### EXERCISE
Only the lines from the one containing "Give me the" through the last line of the data below belong in your answer, copied exactly and without pictures.

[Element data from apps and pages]

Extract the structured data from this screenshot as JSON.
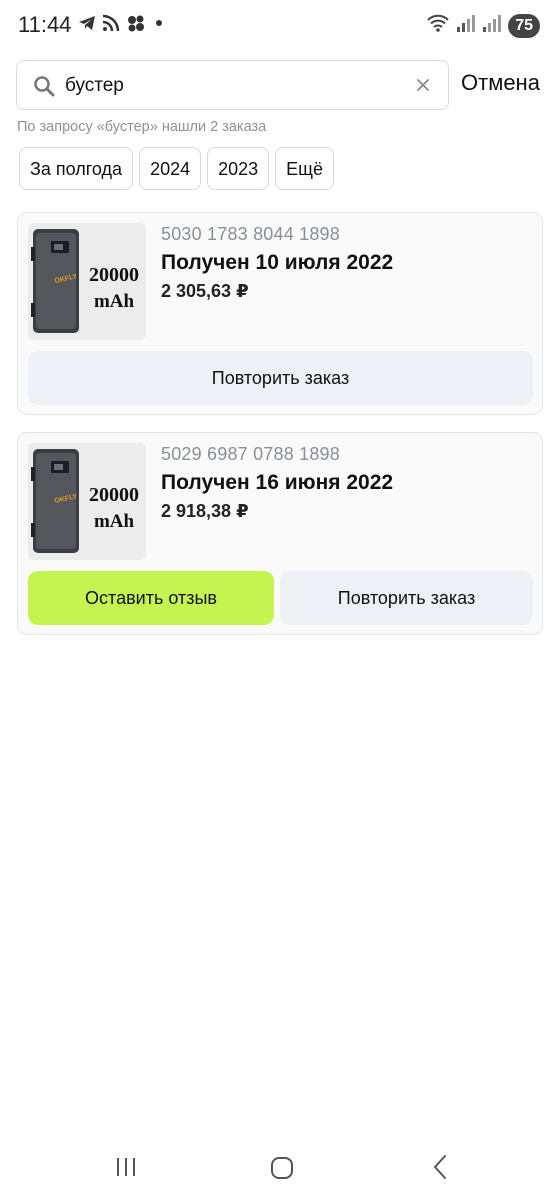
{
  "status_bar": {
    "time": "11:44",
    "battery": "75",
    "icons": [
      "telegram-icon",
      "rss-icon",
      "app-cluster-icon",
      "dot-icon",
      "wifi-icon",
      "signal-icon",
      "signal-icon"
    ]
  },
  "search": {
    "query": "бустер",
    "placeholder": "",
    "cancel_label": "Отмена",
    "result_text": "По запросу «бустер» нашли 2 заказа"
  },
  "filters": [
    "За полгода",
    "2024",
    "2023",
    "Ещё"
  ],
  "orders": [
    {
      "number": "5030 1783 8044 1898",
      "status": "Получен 10 июля 2022",
      "price": "2 305,63 ₽",
      "image_text": [
        "20000",
        "mAh"
      ],
      "brand": "OKFLY",
      "buttons": [
        "Повторить заказ"
      ]
    },
    {
      "number": "5029 6987 0788 1898",
      "status": "Получен 16 июня 2022",
      "price": "2 918,38 ₽",
      "image_text": [
        "20000",
        "mAh"
      ],
      "brand": "OKFLY",
      "buttons": [
        "Оставить отзыв",
        "Повторить заказ"
      ]
    }
  ],
  "colors": {
    "accent_green": "#c5f451",
    "button_gray": "#edf0f5",
    "muted_text": "#8a8f98"
  }
}
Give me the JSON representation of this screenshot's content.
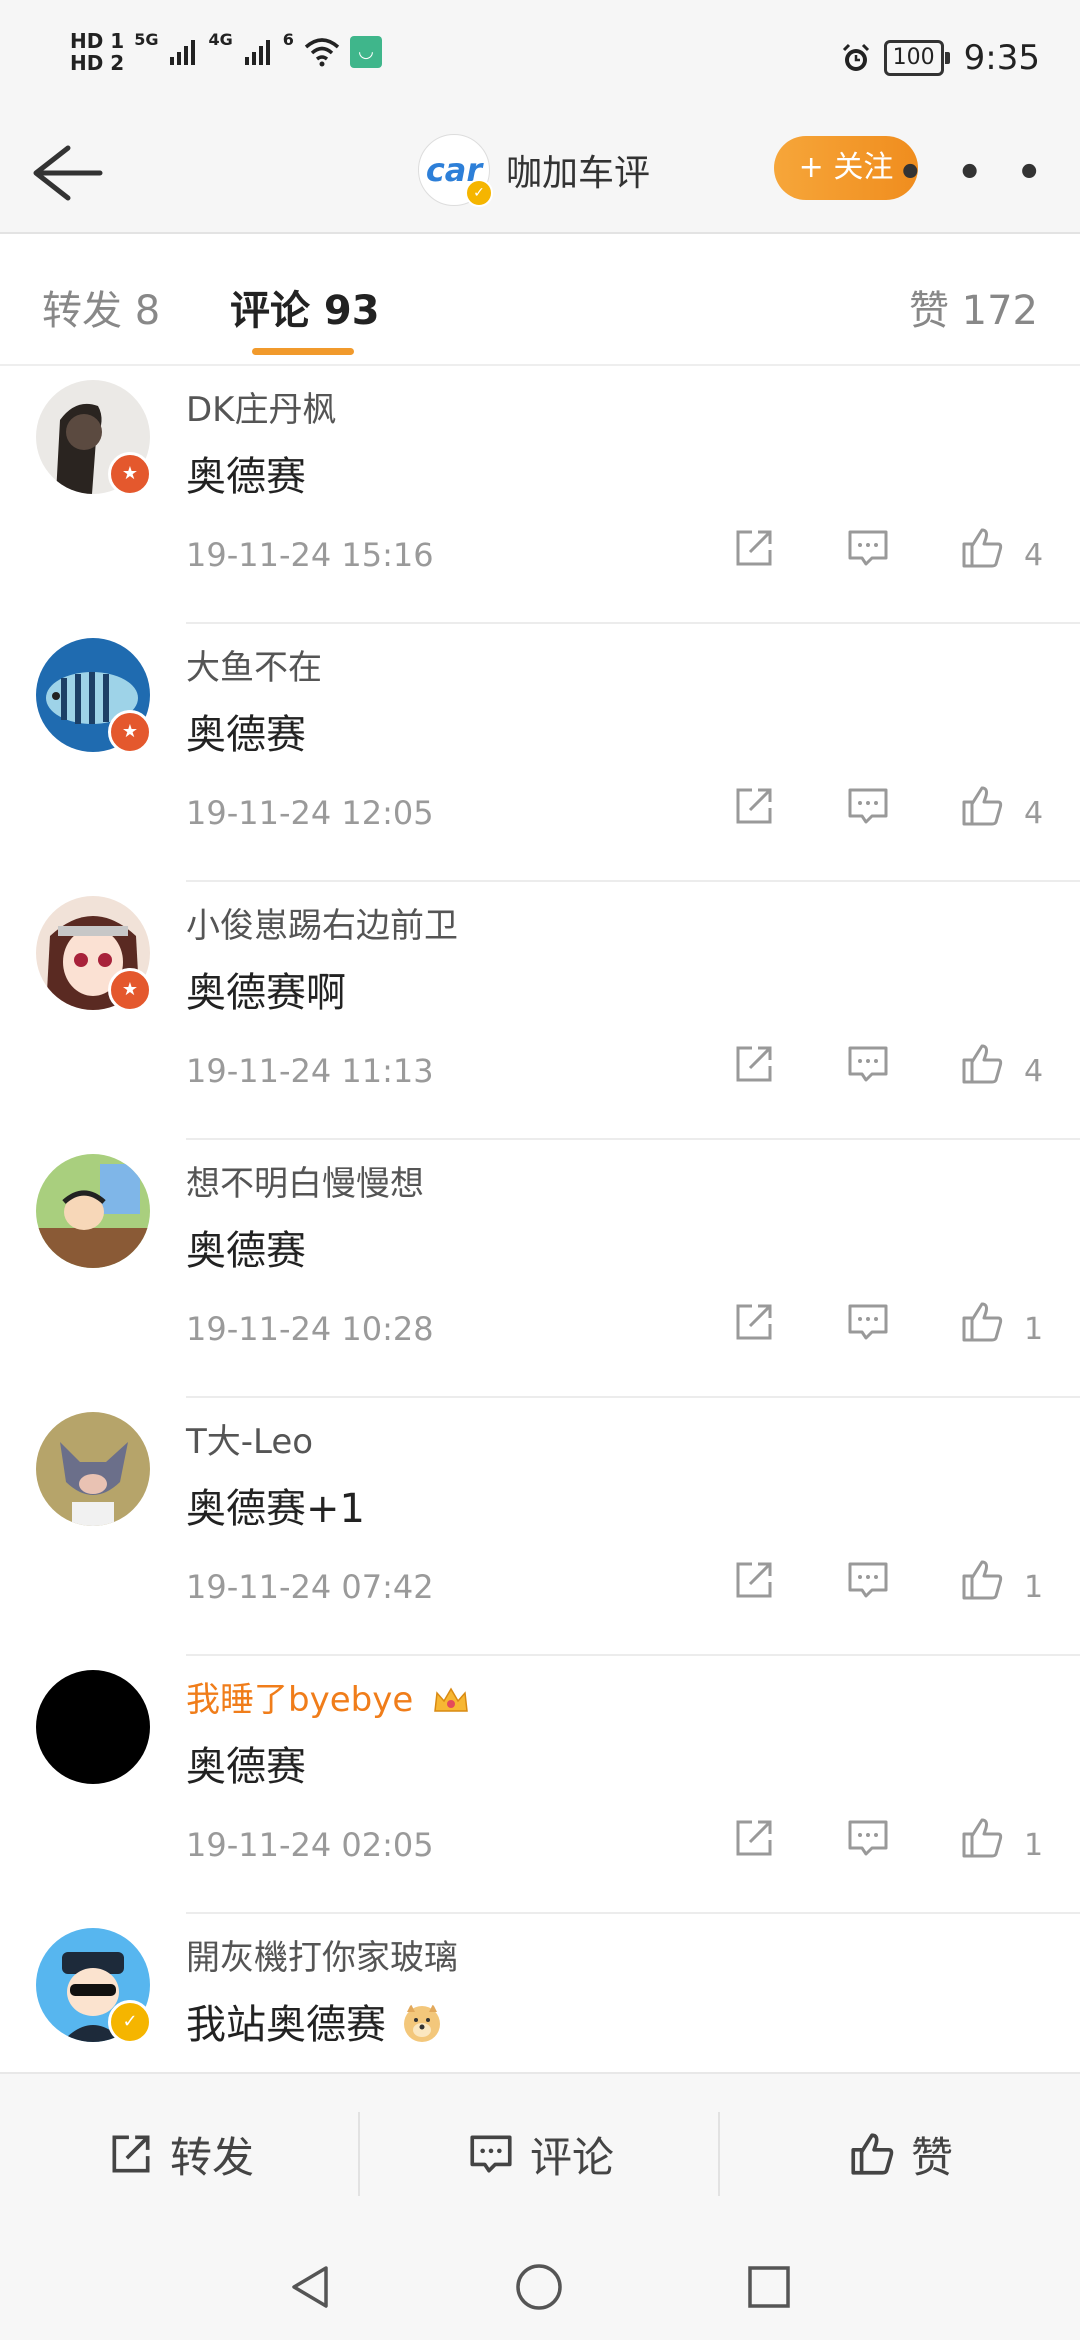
{
  "status_bar": {
    "sim1": "HD 1",
    "sim2": "HD 2",
    "net1": "5G",
    "net2": "4G",
    "wifi": "6",
    "battery": "100",
    "time": "9:35"
  },
  "app_bar": {
    "brand_logo_text": "car",
    "title": "咖加车评",
    "follow_label": "+ 关注",
    "more_label": "• • •"
  },
  "tabs": {
    "repost": "转发 8",
    "comments": "评论 93",
    "likes": "赞 172"
  },
  "comments": [
    {
      "user": "DK庄丹枫",
      "text": "奥德赛",
      "time": "19-11-24 15:16",
      "likes": "4"
    },
    {
      "user": "大鱼不在",
      "text": "奥德赛",
      "time": "19-11-24 12:05",
      "likes": "4"
    },
    {
      "user": "小俊崽踢右边前卫",
      "text": "奥德赛啊",
      "time": "19-11-24 11:13",
      "likes": "4"
    },
    {
      "user": "想不明白慢慢想",
      "text": "奥德赛",
      "time": "19-11-24 10:28",
      "likes": "1"
    },
    {
      "user": "T大-Leo",
      "text": "奥德赛+1",
      "time": "19-11-24 07:42",
      "likes": "1"
    },
    {
      "user": "我睡了byebye",
      "text": "奥德赛",
      "time": "19-11-24 02:05",
      "likes": "1"
    },
    {
      "user": "開灰機打你家玻璃",
      "text": "我站奥德赛",
      "time": "",
      "likes": ""
    }
  ],
  "bottom_bar": {
    "repost": "转发",
    "comment": "评论",
    "like": "赞"
  },
  "colors": {
    "accent_orange": "#f19a2c",
    "vip_name": "#f07d1a",
    "badge_red": "#e4582d",
    "badge_gold": "#f5b500"
  }
}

### REPLY TO THE EXERCISE
Give me the JSON representation of this screenshot's content.
{
  "status_bar": {
    "sim1": "HD 1",
    "sim2": "HD 2",
    "net1": "5G",
    "net2": "4G",
    "wifi": "6",
    "battery": "100",
    "time": "9:35"
  },
  "app_bar": {
    "brand_logo_text": "car",
    "title": "咖加车评",
    "follow_label": "+ 关注",
    "more_label": "• • •"
  },
  "tabs": {
    "repost": "转发 8",
    "comments": "评论 93",
    "likes": "赞 172"
  },
  "comments": [
    {
      "user": "DK庄丹枫",
      "text": "奥德赛",
      "time": "19-11-24 15:16",
      "likes": "4"
    },
    {
      "user": "大鱼不在",
      "text": "奥德赛",
      "time": "19-11-24 12:05",
      "likes": "4"
    },
    {
      "user": "小俊崽踢右边前卫",
      "text": "奥德赛啊",
      "time": "19-11-24 11:13",
      "likes": "4"
    },
    {
      "user": "想不明白慢慢想",
      "text": "奥德赛",
      "time": "19-11-24 10:28",
      "likes": "1"
    },
    {
      "user": "T大-Leo",
      "text": "奥德赛+1",
      "time": "19-11-24 07:42",
      "likes": "1"
    },
    {
      "user": "我睡了byebye",
      "text": "奥德赛",
      "time": "19-11-24 02:05",
      "likes": "1"
    },
    {
      "user": "開灰機打你家玻璃",
      "text": "我站奥德赛",
      "time": "",
      "likes": ""
    }
  ],
  "bottom_bar": {
    "repost": "转发",
    "comment": "评论",
    "like": "赞"
  },
  "colors": {
    "accent_orange": "#f19a2c",
    "vip_name": "#f07d1a",
    "badge_red": "#e4582d",
    "badge_gold": "#f5b500"
  }
}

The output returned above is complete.